When I was beginning the process of Confirmation, and they told me I had to pick a saint to be my very own patron, I was more than a little intimidated by the task. How in the world was I supposed to pick which
one I liked the best? How could I judge them? I felt awful going through the lists and marking names off as if I was some sort of holiness Simon Cowell. However, the Lord guided me to find the perfect role model for me, St. Frances of Rome.
This woman, as beautiful, wonderful and relatable as she is, is not that widely known. A part of me is a little bit saddened by this. A bigger part of me likes that she is less widely known, though, because it means I get to talk about her, and introduce her to so many people! Which, as you probably guessed, is what I am doing now. You’re welcome, by the way, in advance.
At the age of eleven, St. Frances knew that her calling in life was to be a nun. However, her wealthy and noble father had other plans for her, and arranged her marriage to a man from an equally influential family in Rome. Frances resisted and fought this, constantly praying that the Lord would prevent this marriage. Her confessor finally pointed out to her that
she was praying for God to do her will, not for the desire to do God’s will
. And so, after a period of miserably starving and straining herself, nearly to the point of death, she consented to the marriage, and the brand new lifestyle that came with it.
Now, it is key to know that Frances was born at the end of the 1300’s and grew up into the
1400’s, in Rome. As many church history geeks know, this was a time that was more than a little difficult for the Catholic Church. With multiple people claiming to be the pope, Rome became a battleground, and not just one for souls. At one point, St. Frances’s husband, the influential and noble man that he was, had been injured and captured and her oldest son, Battista, was to be taken as ransom for another family member’s life. When her son was taken, she ran immediately to a church and began praying unceasingly. As she was doing this, the kidnappers were trying to make away with her son, but every horse they put him on refused to move, no matter what they did. They had no choice but to set the boy free, and he found his mother in the chapel, praying through her tears.
There is something about these two little elements of St. Frances’s life that gives me hope. Here was a woman who had a stubborn streak wider than my own, and fought God on everything in her life. It took her nearly dying to trust in the Lord once, and even then she needed constant reminders to seek out His will and not her own. Maybe this is what gives me hope though- despite her stubbornness, she let God’s will be done in her. She let God take over her life time and time again, and trusted him to care and provide for her.
St. Frances gave herself and her own desires up, only to discover God’s greater plan for her life. God did eventually grant her request to become a nun, in her own order. But through her marriage, he gave her the resources to help the sick and the poor in ways she never could have in a convent. She converted the souls of her husband’s family, through her love and service, proving that God had better things in mind for her than she could ever have dreamed of!
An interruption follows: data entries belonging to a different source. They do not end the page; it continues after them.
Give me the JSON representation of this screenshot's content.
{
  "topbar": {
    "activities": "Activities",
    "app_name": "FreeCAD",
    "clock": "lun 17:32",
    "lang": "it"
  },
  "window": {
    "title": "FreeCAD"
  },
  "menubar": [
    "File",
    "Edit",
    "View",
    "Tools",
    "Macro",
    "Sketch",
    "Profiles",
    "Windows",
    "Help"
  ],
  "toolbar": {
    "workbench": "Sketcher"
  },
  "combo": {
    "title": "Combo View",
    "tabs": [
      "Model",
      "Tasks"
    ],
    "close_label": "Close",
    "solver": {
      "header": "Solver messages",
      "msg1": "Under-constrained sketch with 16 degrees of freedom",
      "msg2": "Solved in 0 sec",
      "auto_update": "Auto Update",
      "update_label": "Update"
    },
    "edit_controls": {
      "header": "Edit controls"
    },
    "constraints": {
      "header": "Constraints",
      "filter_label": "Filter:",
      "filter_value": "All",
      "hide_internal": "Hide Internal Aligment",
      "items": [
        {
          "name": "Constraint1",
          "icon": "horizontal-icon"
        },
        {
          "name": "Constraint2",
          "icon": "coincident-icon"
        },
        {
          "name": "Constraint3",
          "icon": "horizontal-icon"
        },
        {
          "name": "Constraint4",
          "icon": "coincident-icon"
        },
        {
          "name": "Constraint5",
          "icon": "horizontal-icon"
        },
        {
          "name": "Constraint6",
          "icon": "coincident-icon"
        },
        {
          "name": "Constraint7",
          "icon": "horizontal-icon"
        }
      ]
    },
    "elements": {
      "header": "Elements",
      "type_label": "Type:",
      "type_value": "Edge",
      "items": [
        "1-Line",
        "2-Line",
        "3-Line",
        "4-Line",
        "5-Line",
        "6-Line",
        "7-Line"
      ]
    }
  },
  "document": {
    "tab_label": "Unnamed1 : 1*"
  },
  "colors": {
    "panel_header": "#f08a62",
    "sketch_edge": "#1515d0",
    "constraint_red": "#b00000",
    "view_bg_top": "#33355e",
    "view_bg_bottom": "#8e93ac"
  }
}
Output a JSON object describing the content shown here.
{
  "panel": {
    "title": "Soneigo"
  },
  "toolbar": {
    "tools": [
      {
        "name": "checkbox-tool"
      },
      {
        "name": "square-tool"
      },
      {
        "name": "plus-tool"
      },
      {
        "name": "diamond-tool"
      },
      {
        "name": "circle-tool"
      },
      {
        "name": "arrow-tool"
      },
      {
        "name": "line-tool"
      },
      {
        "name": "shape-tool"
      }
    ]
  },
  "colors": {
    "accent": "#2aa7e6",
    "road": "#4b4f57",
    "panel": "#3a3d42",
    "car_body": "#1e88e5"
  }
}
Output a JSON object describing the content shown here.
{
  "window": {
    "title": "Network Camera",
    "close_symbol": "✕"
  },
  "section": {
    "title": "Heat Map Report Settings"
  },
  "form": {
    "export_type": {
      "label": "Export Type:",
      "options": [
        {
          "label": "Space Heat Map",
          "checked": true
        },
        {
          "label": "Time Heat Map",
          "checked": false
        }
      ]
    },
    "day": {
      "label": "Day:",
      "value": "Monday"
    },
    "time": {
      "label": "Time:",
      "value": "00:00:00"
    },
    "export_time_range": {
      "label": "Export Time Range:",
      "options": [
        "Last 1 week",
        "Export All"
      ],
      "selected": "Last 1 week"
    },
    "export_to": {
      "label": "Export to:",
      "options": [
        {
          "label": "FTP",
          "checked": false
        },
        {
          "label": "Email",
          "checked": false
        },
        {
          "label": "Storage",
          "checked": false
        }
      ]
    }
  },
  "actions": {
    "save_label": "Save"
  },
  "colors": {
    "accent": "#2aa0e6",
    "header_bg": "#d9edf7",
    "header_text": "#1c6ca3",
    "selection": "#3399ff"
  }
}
St. Frances could also have just run off with her son, upon hearing the threat of his kidnapping, but she didn’t. In doing so, she was able to spare her family member's life, and no harm was done to her son. If she, with her headstrong ways can trust the Lord to the point of giving up her own son, then surely I can trust the Lord with my degree plan! Then surely I can let the Lord’s will be done in my daily life!
This woman who fought God on every issue is now someone who the Church holds up as an example for holiness. She is someone who we can point to and say “Look, she overcame her own stubbornness, and the Lord rewarded her for it! What is to stop me from doing the same?” The Lord wants amazing things for us, things we cannot even imagine. He knows who we are, what we need, and who we can become, before we are even born!
If St. Frances, in all her struggles, can become holy through trusting the Lord, then what is to stop each and every one of us from becoming a saint as well?
Keara gets excited about the little things in life-like bagels on Friday and swinging on swing sets. She is a sophomore student at SFA, from Flower Mound, Texas. She is a social work major, and her dream is to work with children at St. Jude's.
St. Frances of Rome, help us to see the difference between what we want to do, and what God wants us to do. Help us to discern what comes from our will and what comes from God’s desire. Amen.
-Written by Keara King